Mystery Worshipper: Liturgist
Church: Cathedral of Funchal
Location: Madeira, Portugal
Date of visit: Tuesday, 26 October 2010, 11:15am
The Catedral de Nossa Senhora da Assuno, from the late 15th century, is one of the few structures that have survived virtually intact since the early period of colonisation of Madeira. The exterior is of dark stone but much of it is covered with white stucco. The overall impression is of a very plain simple structure. The interior, however, features extensive woodcarving (including the ceiling), rich color, and a baroque Blessed Sacrament chapel.
During Portugal's colonisation of the New World following Christopher Columbus' discoveries, all lands claimed by Portugal were made a part of the Diocese of Funchal. Thus, for a time, the diocese was the largest in the world, with the cathedral at its head. The cathedral seems to be well-used (see below).
Madeira, one of two autonomous regions forming part of Portugal, is a popular year-round holiday resort and is the second wealthiest region of Portugal, after Lisbon. It is perhaps best known for the wine that bears its name. Funchal, the capital of Madeira, was named for the fennel (funchal in Portuguese) that once grew wild in the area. The cathedral is in the heart of Funchal, facing the boulevard with its park like wide center area. The sidewalks, and many of the smaller streets, are paved with miniature black and white cobblestones forming mosaic patterns (see illustration below).
These were not announced, and I don't know enough Portuguese to ask.
What was the name of the service?Weekday Low Mass.
How full was the building?
Too many to count I estimated that the cathedral could squeeze in 300 and that there were at least 200 there. I consider this exceptional for the third mass on a Tuesday morning.
Did anyone welcome you personally?
We arrived about half an hour early, just to look at the cathedral, but decided to stay when we saw the schedule. There was no formal greeting, but there were some friendly nods.
Was your pew comfortable?
It was a plain wooden pew, and not at all remarkable.
How would you describe the pre-service atmosphere?
When we arrived there were a few people around (mostly not looking like tourists), some waiting in line at the confessionals. We spent some time in the Sacrament chapel, as did others, all quiet and reverent. When we went back into the main area, it was still quiet but well filled. We found a place in the transept, facing the altar from the side.
What were the exact opening words of the service?
They were in Portuguese, of course, but I recognized them as the equivalent of "In the name of the Father, and of the Son, and of the Holy Spirit."
What books did the congregation use during the service?
None that I could see.
What musical instruments were played?
None; it was an entirely said service.
Did anything distract you?

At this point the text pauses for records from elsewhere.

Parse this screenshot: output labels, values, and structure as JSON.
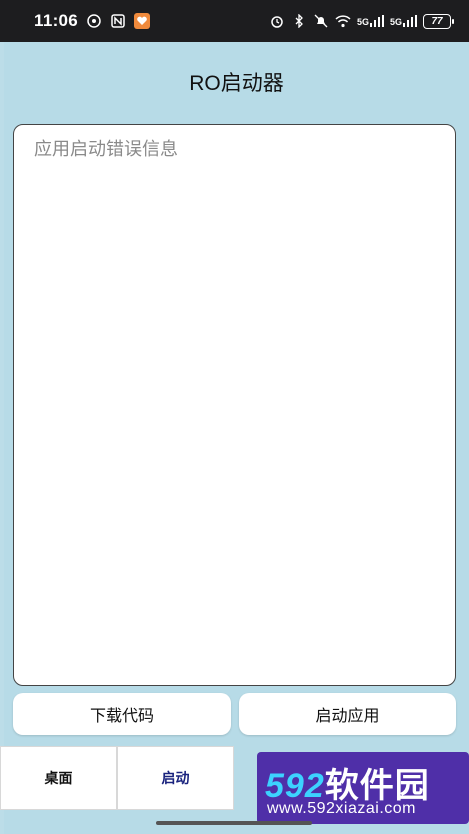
{
  "status_bar": {
    "time": "11:06",
    "signal_label_1": "5G",
    "signal_label_2": "5G",
    "battery": "77"
  },
  "app": {
    "title": "RO启动器",
    "error_box": {
      "placeholder": "应用启动错误信息"
    },
    "buttons": {
      "download": "下载代码",
      "launch": "启动应用"
    },
    "nav": {
      "items": [
        {
          "label": "桌面"
        },
        {
          "label": "启动"
        }
      ]
    }
  },
  "watermark": {
    "number": "592",
    "brand": "软件园",
    "url": "www.592xiazai.com"
  }
}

The eucharistic minister was an older woman with a rather bird-like voice. She seemed to chirp "Corpus Christi" as she came to each communicant, which took my attention away from the actual communion for the moment. I was also amusingly distracted when the server got out a box of matches to light the altar candles, and again at communion time to light candles in the Sacrament chapel while the woman retrieved the ciborium to give communion.
Was the worship stiff-upper-lip, happy clappy, or what?
A pretty straightforward Vatican II low mass with most of the congregation joining in responses; not stiff, but not much opportunity for happy clappy either.
Exactly how long was the sermon?
3 minutes (it was an ordinary weekday after all).
On a scale of 1-10, how good was the preacher?
7 – It's hard to rate a sermon in a language I do not understand, but he spoke clearly and with some feeling.
In a nutshell, what was the sermon about?
Once again the language barrier intervened, but I could pick up just enough to tell that he was speaking about the gospel: the parable of the pharisee and the publican in the temple.
Which part of the service was like being in heaven?
The sense that there were a lot of people there simply to join in worship.
And which part was like being in... er... the other place?
Envy! In nearly 50 years of ordained ministry I have never come close to filling even a much smaller church on an ordinary weekday and they apparently did it three times a day!
What happened when you hung around after the service looking lost?
I did have some rather halting conversation with some attendants whose English was only slightly better than my Portuguese.
How would you describe the after-service coffee?
No coffee hour I didn't even find out if they did one on Sundays.
How would you feel about making another visit (where 10 = ecstatic, 0 = terminal)?
7 – Even though I am an Anglican, I really enjoyed worshiping there, and if I ever do revisit Funchal I would plan to go again.
Did the service make you feel glad to be a Christian?
Yes I always enjoy worshiping with others who also take it seriously.
What one thing will you remember about all this in seven days' time ?
The beauty of the interior, the sense of devotion, and, yes, that bird-like chirp.